It’s the Gong Show!
Ok, it’s not the Gong Show, it’s the Wobbegong Show! The Wobbegong Shark Show that is! This is one of our favorite sharks! These masters of camouflage are so cool and funny looking- they’re like Muppet sharks- hehehehe!
Wobbegong Fun Facts:
- The carpet sharks are found on the ocean floor.
- Wobbegong comes from the aboriginal word for shaggy beard.
- These carnivores eat octopus, crustaceans and fish.
- They are ambush predators, who lay in waiting for prey to swim by.
- The little whiskers are sensory barbs.
- Wobbegongs are found in the Pacific & Indian Oceans.
- Like other carpet sharks, wobbegongs have spiracles that pass water over their gills when they are resting on the ocean floor.
- Wobbegongs are mostly nocturnal.
When we think of sharks, we think of the great white and that typical shape. But sharks come in all shapes and sizes. We love their diversity! Do you have a favorite shark? We hope you have enjoyed shark week here at Camp E&E!
Categories: adventure, Animals, camp, Children, conservation, education, endangered species, Environment, nature, oceans, science, sharks, Today's Post, wildlife
Tags: adventure, animals, conservation, education, education blog, Envrioment, nature, nature blogs, oceans, science, shark week, sharks, wildlife
We are off to meet a bird who calls this country home- the greater flamingo! These iconic birds are one of our favorites too! Let’s learn more about them together.
Greater Flamingo Fun Facts:
- These large birds can grow up to 59 inches tall and weigh up to almost 9 pounds. They are the largest member of the flamingo family.
- Males are larger than females.
- Greater flamingos are a soft whitish pink. They do have bright pink and black feathers on the back of their bodies.
- Young flamingos are grey and turn pink after a few years. That pink coloration is caused by the food they eat.
- During breeding season they turn brighter pink!
- These carnivores eat small crustaceans, insects and fish.

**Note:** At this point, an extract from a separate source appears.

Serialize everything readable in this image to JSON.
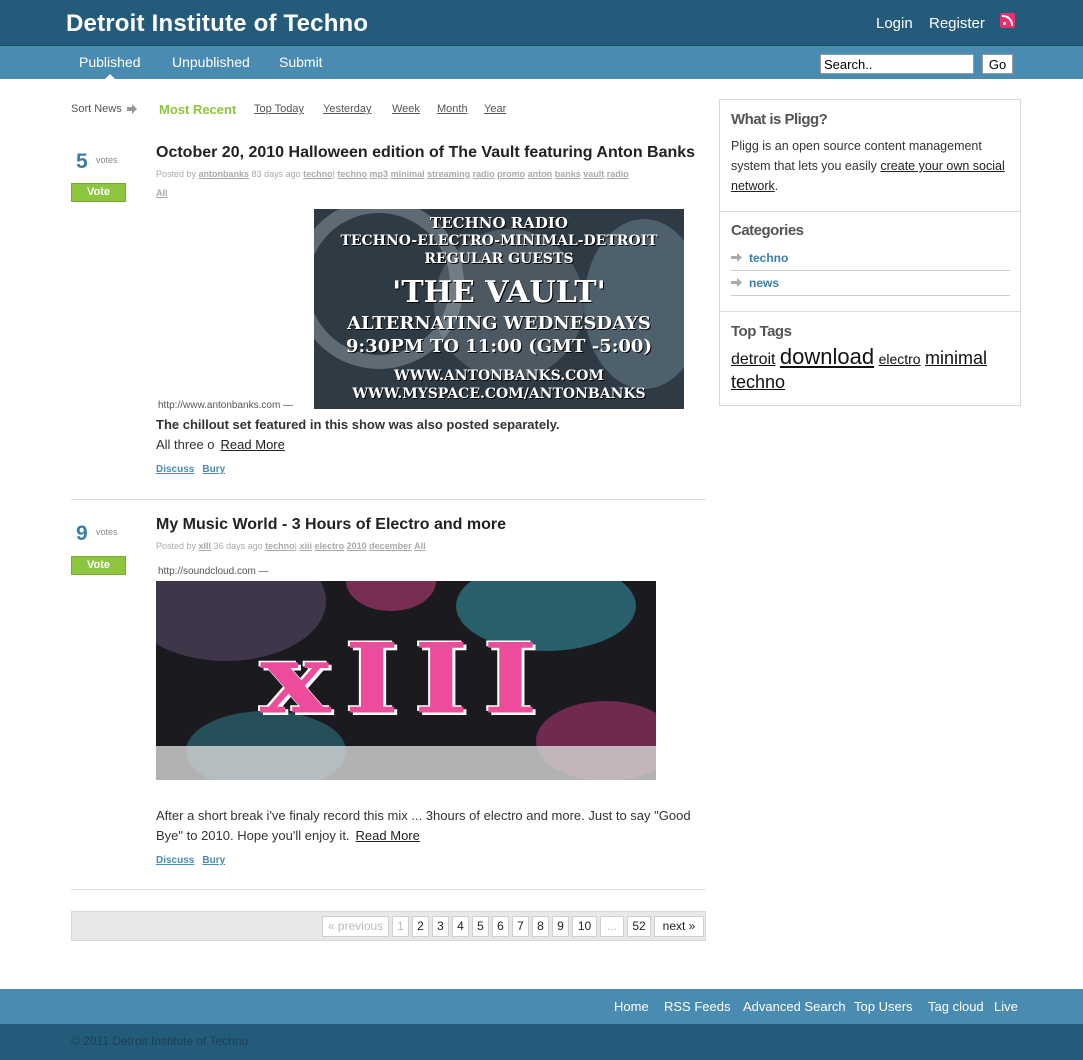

- They are highly social.
Flamigos always make us smile. Did you know that knobby joint they bend is actually their ankle? Their knees are closer to their bodies! Neat!
Categories: adventure, Animals, birds, Children, conservation, education, Environment, nature, science, Today's Post, wildlife
Tags: adventure, animals, birds, children, conservation, education, Envrioment, nature, nature blogs, science, wildlife